While some MRO executives in the Asia-Pacific say lack of skilled labour challenges their service strategies, GMF AeroAsia chief executive Tazar Marta Kurniawan thinks otherwise.

The face of the newly-minted boss lights up when FlightGlobal posed the question about the manpower crunch facing MRO companies: “You see, that is our advantage.”

“Indonesia has the...advantage of demography," he says. "The good thing is that GMF has already prepared...since 2013 [or so].”

Kurniawan, who assumed the mantle as head of Garuda Indonesia’s MRO arm in September, says in recent years that the firm has worked with Airbus to develop crew certified for A320 and A330 work.

Since 2015, GMF has collaborated with at least 11 institutes of higher education to establish aviation technician programmes. “It has created a lot of new technicians...and many more in the pipeline.”

Kurniawan is a picture of beaming confidence: “We are already at full capacity for our aircraft maintenance. This is why we need to acquire more [space].”


One major project that GMF recently undertook was a collaboration with Batam Aero Technic (BAT), the MRO arm of Garuda’s low-cost rival Lion Air Group.

In August, the parties signed an agreement that will see them jointly build and operate hangars on the island of Batam.

The purpose of doing so, both parties said then, was to boost domestic MRO capacity and minimise work sent abroad.

Kurniawan says the collaboration came about as a byproduct of the airline sector’s consolidation.
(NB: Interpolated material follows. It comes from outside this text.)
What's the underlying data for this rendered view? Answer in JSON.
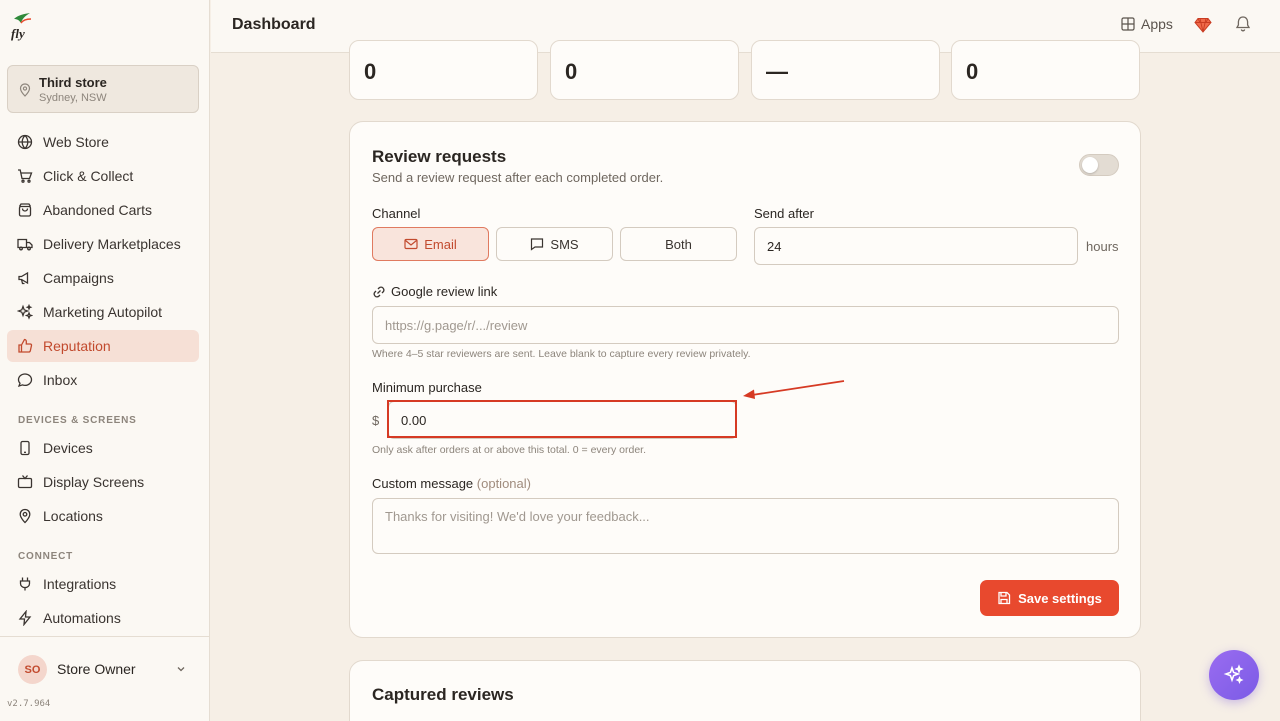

One example is when GMF parent Garuda took the Sriwijaya group into its fold. The same will have to happen among Indonesia’s MRO firms.

The cooperation is worked out such that there will be no “double investment”, and will allow both parties to “optimise our assets”, the GMF chief adds.

The joint Batam facility, which will see eight hangars built, will take on Indonesian carrier work first. This will take the load off its Jakarta facility, allowing the latter to attract more third-party MRO work.

He hopes that in the longer term the Batam facility would take in third-party MRO work.

The tie-up with BAT could pave the way for future collaborations in and out of the country with other companies.


“We cannot develop anything by ourselves, so we should be open for any kind of collaboration,” Kurniawan says, while pointing to another strategic partnership it signed in June with the MRO arms of Air France-KLM.

As part of that partnership, GMF will conduct airframe maintenance on Airbus A330s, Boeing 747-400s and 777s operated by Air France and KLM. Component maintenance work will also be done on on behalf of Air France Industries KLM Engineering & Maintenance.

For the coming year, GMF is hopeful that its engines division, which handles CFM56-5B and CFM56-7B engines, will grow. Kurniawan says the engine maintenance division, its “key revenue generator”, has recently redesigned its workflow to make use of a gantry-like system. Installation of the new system is underway this month, and GMF expects to handle a larger engine workload.

Currently, GMF works on an average of 40 engines per year. Looking forward, the company expects the number to increase to 75 per year.

GMF also looks to diversify its portfolio of aircraft work. Kurniawan states that the company has undertaken modification work for the Indonesian Air Force's Lockheed Martin C-130s.

GMF is also “working on our capabilities” for business jet maintenance at its Jakarta base. It recently signed a deal with the MRO arm of business jet operator Premi Air Group, Wira Jasa Angkasa, for works such as painting, cabin works, as well as component maintenance.

“We have already started, but we can do more,” Kurniawan adds.